                                                                                                      1. re: DuffyH

                                                                                                        "As if there's something better about knife-minced garlic?? "

                                                                                                        In my opinion, dear Duffy, yes.

                                                                                                        1. re: EWSflash

                                                                                                          Well, I'll give you that on a technicality, because knife-minced won't be quite as smashed as pressed garlic. OTOH, we get a bit more juice from a press.

                                                                                                    2. Every time this post bumps up in my profile queue, I have to chuckle. I mean, do I believe in garlic presses? No, and I don't believe in Santa or a free lunch either. But, I am sure garlic presses work well for some people.

                                                                                                      2 Replies
                                                                                                      1. re: sueatmo

                                                                                                        Hey Sue,

                                                                                                        I keep thinking it's a trick question, somehow related to Karma. You know, one of those things like if a man makes speaks in a forest and no woman is around to hear him, is he still wrong?

                                                                                                      2. I think I've figured out that people have their WAYS with garlic, and everybody has their way of making it perfect for their recipe.

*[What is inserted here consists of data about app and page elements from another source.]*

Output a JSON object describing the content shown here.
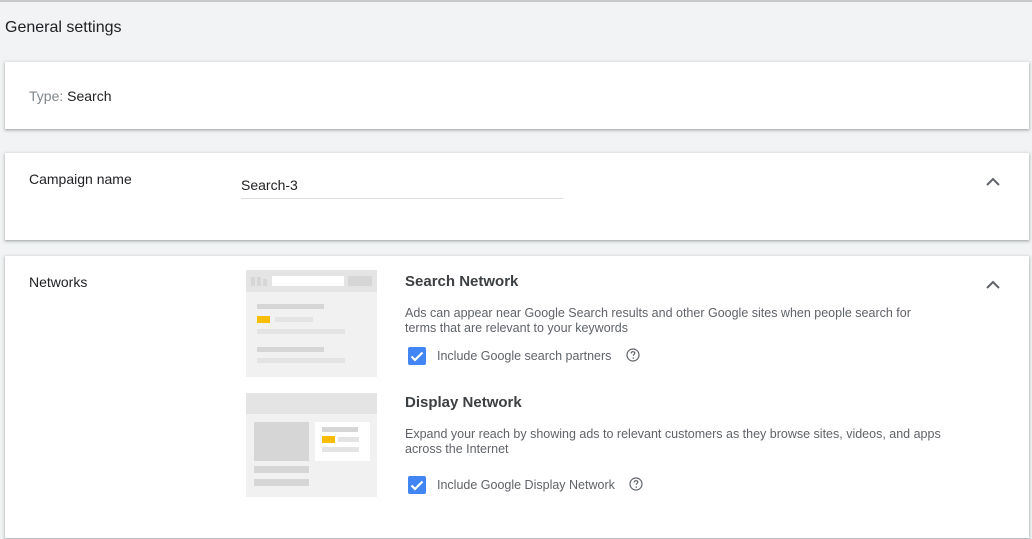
{
  "page_title": "General settings",
  "type_card": {
    "label": "Type:",
    "value": "Search"
  },
  "campaign_name": {
    "label": "Campaign name",
    "value": "Search-3"
  },
  "networks": {
    "label": "Networks",
    "search_network": {
      "title": "Search Network",
      "description": "Ads can appear near Google Search results and other Google sites when people search for terms that are relevant to your keywords",
      "checkbox_label": "Include Google search partners",
      "checked": true
    },
    "display_network": {
      "title": "Display Network",
      "description": "Expand your reach by showing ads to relevant customers as they browse sites, videos, and apps across the Internet",
      "checkbox_label": "Include Google Display Network",
      "checked": true
    }
  },
  "colors": {
    "checkbox": "#4285f4",
    "accent_yellow": "#fbbc04",
    "background": "#f1f3f4"
  },
  "icons": {
    "collapse": "chevron-up-icon",
    "help": "help-circle-icon",
    "check": "check-icon"
  }
}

I am no different.

                                                                                                        1. Depending on the recipe, I will use a garlic press, a Microplane, a Joseph Joseph garlic rocker, a knife, or a tiny little garlic slicer. What's the problem? Just choose the right tool for the particular job. That's also why people own pans of different sizes that are made of various materials.

                                                                                                          3 Replies
                                                                                                          1. re: tanuki soup

                                                                                                            There ya go. Wise words.

                                                                                                            How does the garlic from a press compare to the stuff from the rocker? They have similar holes, so I'd think it's about the same.

                                                                                                            1. re: DuffyH

                                                                                                              IME, the rocker makes garlic with a unique texture. The holes are actually quite a bit larger than those in a press, and the lower cutting edges of the holes are pretty sharp. With the first smoosh of the rocker, you get little columns of garlic about 3 mm in diameter coming up through the holes, and they get taller and fall over as you rock back and forth. So the rocker is great if you want medium-sized chunks of partially smooshed garlic -- about the size and shape the erasers on those fancy German and Japanese mechanical drafting pencils.

                                                                                                              Here's a quick pic showing the Joseph Joseph Garlic Rocker next to a Kuhn Rikon Epicurean garlic press for comparison.

                                                                                                              1. re: tanuki soup

                                                                                                                Thanks a lot, TS. Especially for taking that photo. It's easy to see a difference.